We have already talked about a lot of these, but they are still interesting. Here they are.

1. The left side of the Giants offensive line: We know Shawn Andrews will get an ugly reception from the Eagles fans. Question is, will he play or won't he? Whether he does or not, the left side of the line bears watching. Center Rich Seubert, left guard Kevin Boothe and either Andrews or Will Beatty comprise a makeshift left side, and how they hold up will be a key factor.

2. Communication between Eli Manning and his receivers: We know the deal here. No Steve Smith. No Ramses Barden. Bear Pascoe is playing fullback and tight end Jake Ballard has been activated from the practice squad because Kevin Boss is battling a back injury. Manning will be throwing to an unfamiliar cast of characters that will, at times, include Ballard, Duke Calhoun and Derek Hagan. Mis-communications between quarterbacks and receivers lead to disasters, and the disaster potential is heightened with Eli throwing to unfamiliar targets.

3. The Giants defensive game plan: How will the Giants try to handle the high-flying Eagles offense? Will Perry Fewell put together a blitz-happy game plan, and if he does where will the blitz generally come from? Will the Giants rush four and play some conservative zone to try and combat the big play? Will Fewell come up with another of his 'exotic' game plans? How the Giants decide to play this one will be fascinating.

4. The Giants offensive game plan: We know the Giants can move the ball up and down the field -- the 480+ yards in each of the last three games tells us they are equipped to compete in a high-scoring game. It will be interesting to see, though, if Tom Coughlin and Kevin Gilbride go more to the run and the short pass in an effort to control the clock and keep Philly's offense off the field. Mario Manningham and Hakeem Nicks are big-play receivers, and no matter what the plan I think the Giants still have to take shots. Another fascinating thing to watch.

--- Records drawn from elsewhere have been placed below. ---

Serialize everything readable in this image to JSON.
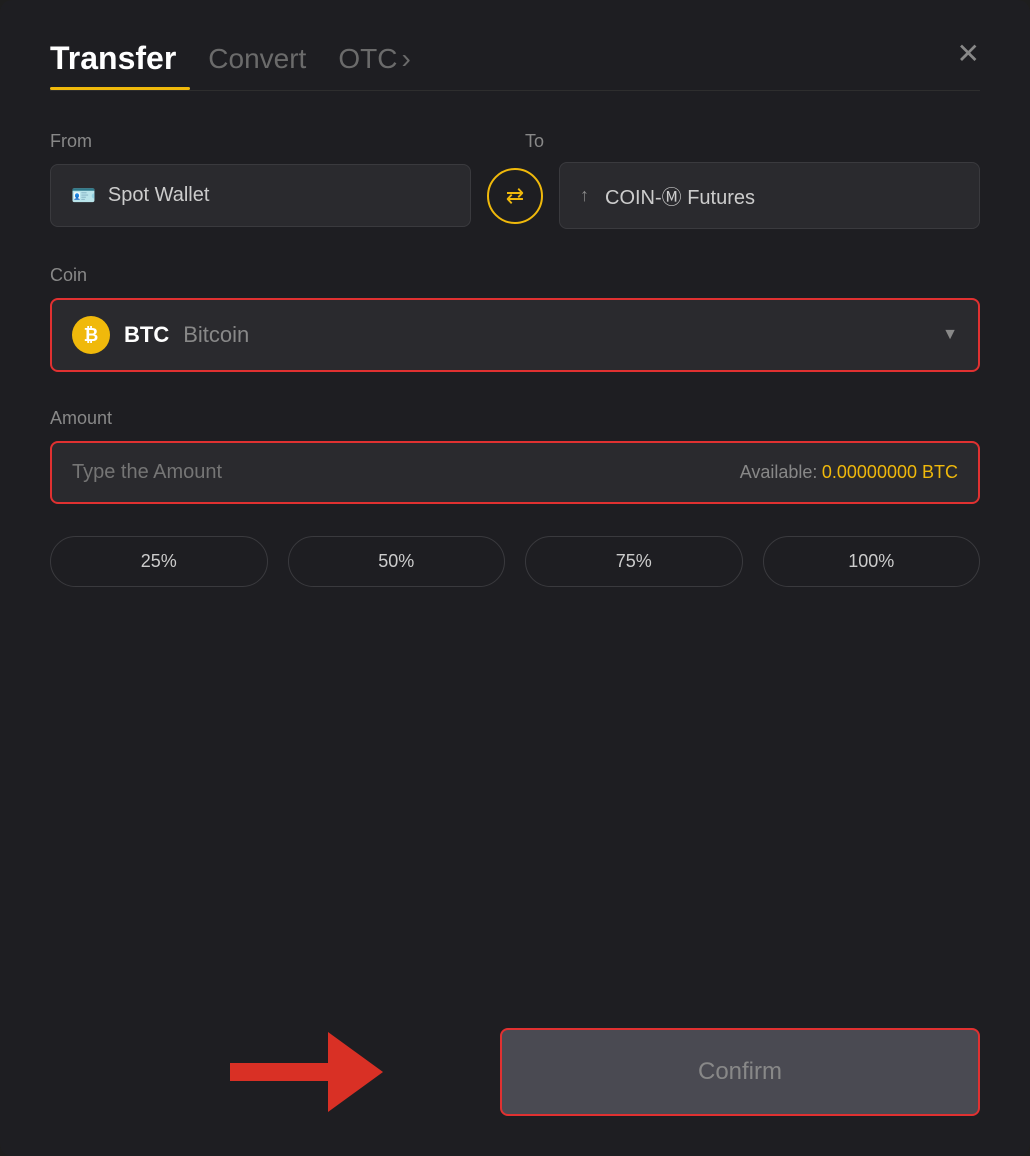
{
  "header": {
    "tab_transfer": "Transfer",
    "tab_convert": "Convert",
    "tab_otc": "OTC",
    "tab_otc_arrow": "›",
    "close_label": "✕"
  },
  "from": {
    "label": "From",
    "wallet_name": "Spot Wallet"
  },
  "to": {
    "label": "To",
    "wallet_name": "COIN-Ⓜ Futures"
  },
  "coin": {
    "label": "Coin",
    "symbol": "BTC",
    "name": "Bitcoin"
  },
  "amount": {
    "label": "Amount",
    "placeholder": "Type the Amount",
    "available_label": "Available:",
    "available_value": "0.00000000 BTC"
  },
  "percent_buttons": [
    "25%",
    "50%",
    "75%",
    "100%"
  ],
  "confirm_button": "Confirm"
}
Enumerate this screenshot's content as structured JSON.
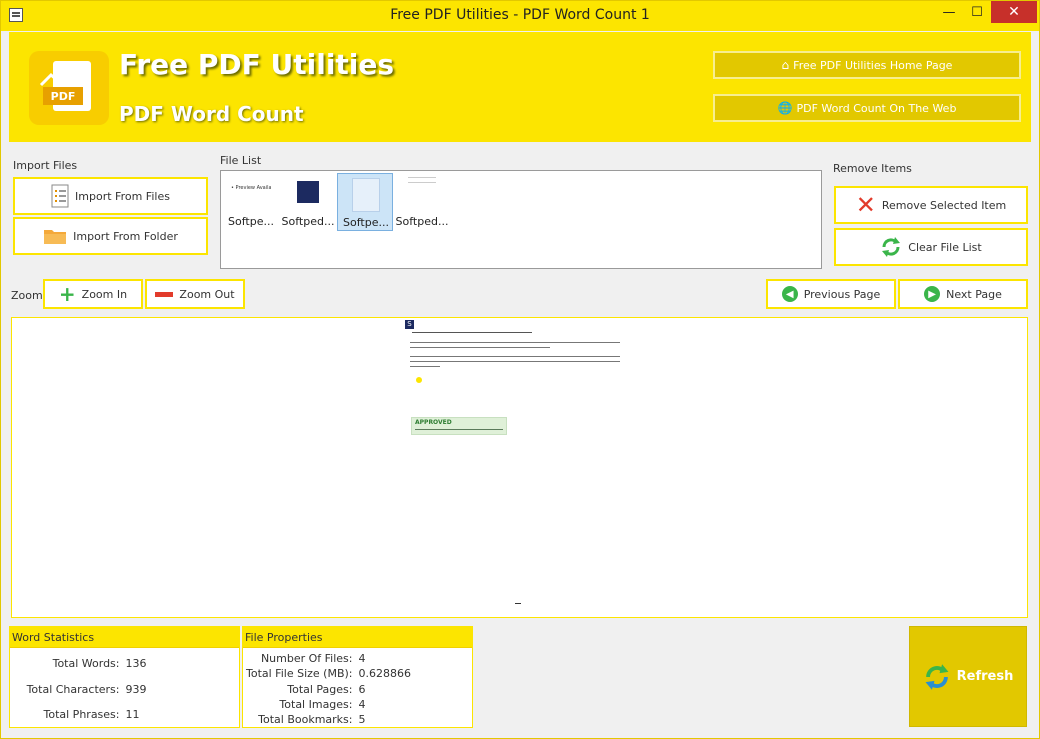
{
  "window": {
    "title": "Free PDF Utilities - PDF Word Count 1"
  },
  "header": {
    "title": "Free PDF Utilities",
    "subtitle": "PDF Word Count",
    "logo_text": "PDF",
    "home_button": "Free PDF Utilities Home Page",
    "web_button": "PDF Word Count On The Web"
  },
  "import": {
    "label": "Import Files",
    "from_files": "Import From Files",
    "from_folder": "Import From Folder"
  },
  "file_list": {
    "label": "File List",
    "items": [
      {
        "label": "Softpe...",
        "thumb_text": "• Preview Availabl"
      },
      {
        "label": "Softped...",
        "thumb_text": ""
      },
      {
        "label": "Softpe...",
        "thumb_text": ""
      },
      {
        "label": "Softped...",
        "thumb_text": ""
      }
    ],
    "selected_index": 2
  },
  "remove": {
    "label": "Remove Items",
    "remove_selected": "Remove Selected Item",
    "clear_list": "Clear File List"
  },
  "zoom": {
    "label": "Zoom:",
    "zoom_in": "Zoom In",
    "zoom_out": "Zoom Out"
  },
  "paging": {
    "previous": "Previous Page",
    "next": "Next Page"
  },
  "preview": {
    "page_letter": "S",
    "stamp_text": "APPROVED"
  },
  "word_stats": {
    "label": "Word Statistics",
    "rows": [
      {
        "key": "Total Words:",
        "value": "136"
      },
      {
        "key": "Total Characters:",
        "value": "939"
      },
      {
        "key": "Total Phrases:",
        "value": "11"
      }
    ]
  },
  "file_props": {
    "label": "File Properties",
    "rows": [
      {
        "key": "Number Of Files:",
        "value": "4"
      },
      {
        "key": "Total File Size (MB):",
        "value": "0.628866"
      },
      {
        "key": "Total Pages:",
        "value": "6"
      },
      {
        "key": "Total Images:",
        "value": "4"
      },
      {
        "key": "Total Bookmarks:",
        "value": "5"
      }
    ]
  },
  "refresh": {
    "label": "Refresh"
  },
  "colors": {
    "accent": "#fce500",
    "accent_dark": "#e2c800",
    "close": "#c7302a"
  }
}
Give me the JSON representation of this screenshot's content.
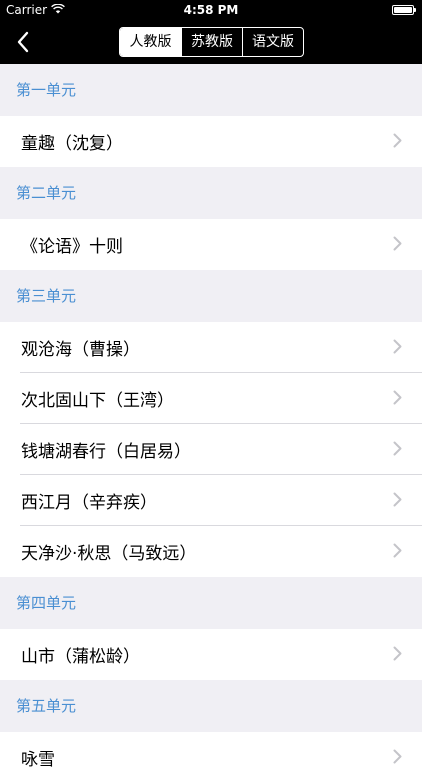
{
  "status_bar": {
    "carrier": "Carrier",
    "time": "4:58 PM"
  },
  "nav": {
    "segments": [
      {
        "label": "人教版",
        "active": true
      },
      {
        "label": "苏教版",
        "active": false
      },
      {
        "label": "语文版",
        "active": false
      }
    ]
  },
  "sections": [
    {
      "title": "第一单元",
      "items": [
        "童趣（沈复）"
      ]
    },
    {
      "title": "第二单元",
      "items": [
        "《论语》十则"
      ]
    },
    {
      "title": "第三单元",
      "items": [
        "观沧海（曹操）",
        "次北固山下（王湾）",
        "钱塘湖春行（白居易）",
        "西江月（辛弃疾）",
        "天净沙·秋思（马致远）"
      ]
    },
    {
      "title": "第四单元",
      "items": [
        "山市（蒲松龄）"
      ]
    },
    {
      "title": "第五单元",
      "items": [
        "咏雪"
      ]
    }
  ],
  "colors": {
    "section_title": "#4a8fd2",
    "nav_bg": "#000000",
    "list_bg": "#f0eff4"
  }
}
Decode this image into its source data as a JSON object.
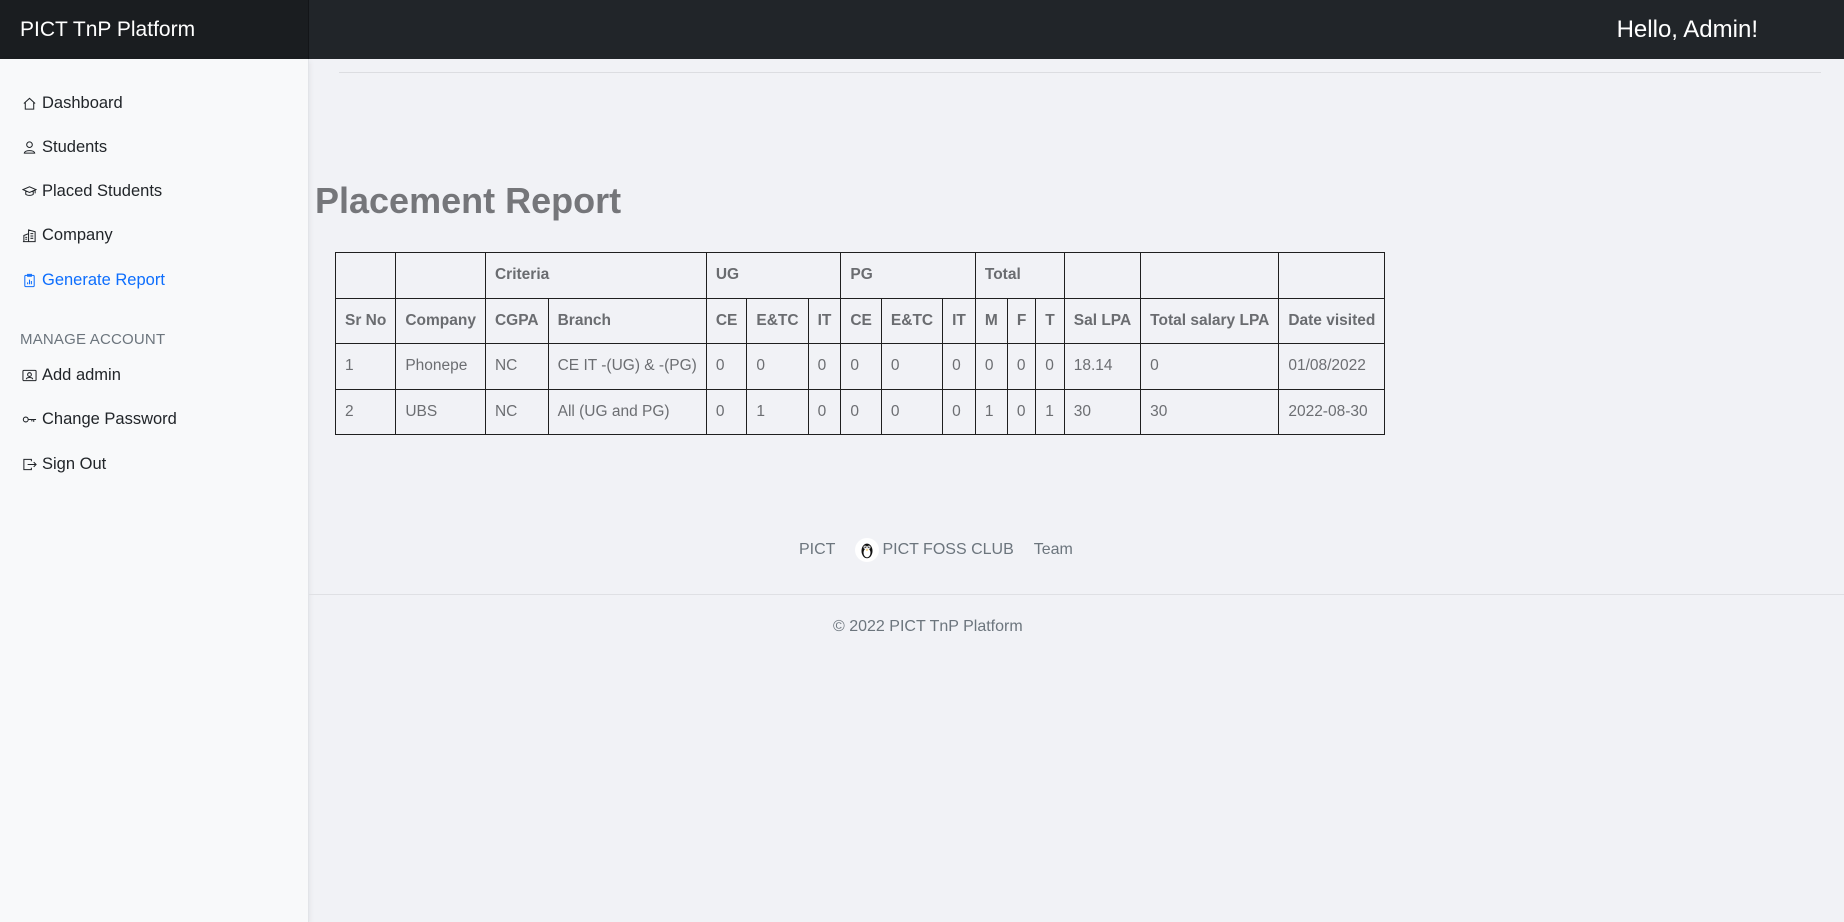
{
  "app": {
    "brand": "PICT TnP Platform",
    "greeting": "Hello, Admin!"
  },
  "sidebar": {
    "items": [
      {
        "label": "Dashboard",
        "icon": "house-icon"
      },
      {
        "label": "Students",
        "icon": "person-icon"
      },
      {
        "label": "Placed Students",
        "icon": "mortarboard-icon"
      },
      {
        "label": "Company",
        "icon": "building-icon"
      },
      {
        "label": "Generate Report",
        "icon": "report-icon",
        "active": true
      }
    ],
    "section_label": "MANAGE ACCOUNT",
    "account_items": [
      {
        "label": "Add admin",
        "icon": "person-badge-icon"
      },
      {
        "label": "Change Password",
        "icon": "key-icon"
      },
      {
        "label": "Sign Out",
        "icon": "box-arrow-right-icon"
      }
    ]
  },
  "main": {
    "title": "Placement Report",
    "table": {
      "group_headers": {
        "criteria": "Criteria",
        "ug": "UG",
        "pg": "PG",
        "total": "Total"
      },
      "columns": [
        "Sr No",
        "Company",
        "CGPA",
        "Branch",
        "CE",
        "E&TC",
        "IT",
        "CE",
        "E&TC",
        "IT",
        "M",
        "F",
        "T",
        "Sal LPA",
        "Total salary LPA",
        "Date visited"
      ],
      "rows": [
        [
          "1",
          "Phonepe",
          "NC",
          "CE IT -(UG) & -(PG)",
          "0",
          "0",
          "0",
          "0",
          "0",
          "0",
          "0",
          "0",
          "0",
          "18.14",
          "0",
          "01/08/2022"
        ],
        [
          "2",
          "UBS",
          "NC",
          "All (UG and PG)",
          "0",
          "1",
          "0",
          "0",
          "0",
          "0",
          "1",
          "0",
          "1",
          "30",
          "30",
          "2022-08-30"
        ]
      ]
    }
  },
  "footer": {
    "links": [
      "PICT",
      "PICT FOSS CLUB",
      "Team"
    ],
    "copyright": "© 2022 PICT TnP Platform"
  },
  "colors": {
    "topbar": "#212529",
    "active_link": "#0d6efd",
    "background": "#f1f2f6"
  }
}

5. The special teams matchup: In all honesty, I will settle for a draw here. If the Giants can simply not get hurt on special teams then I think that will be a positive.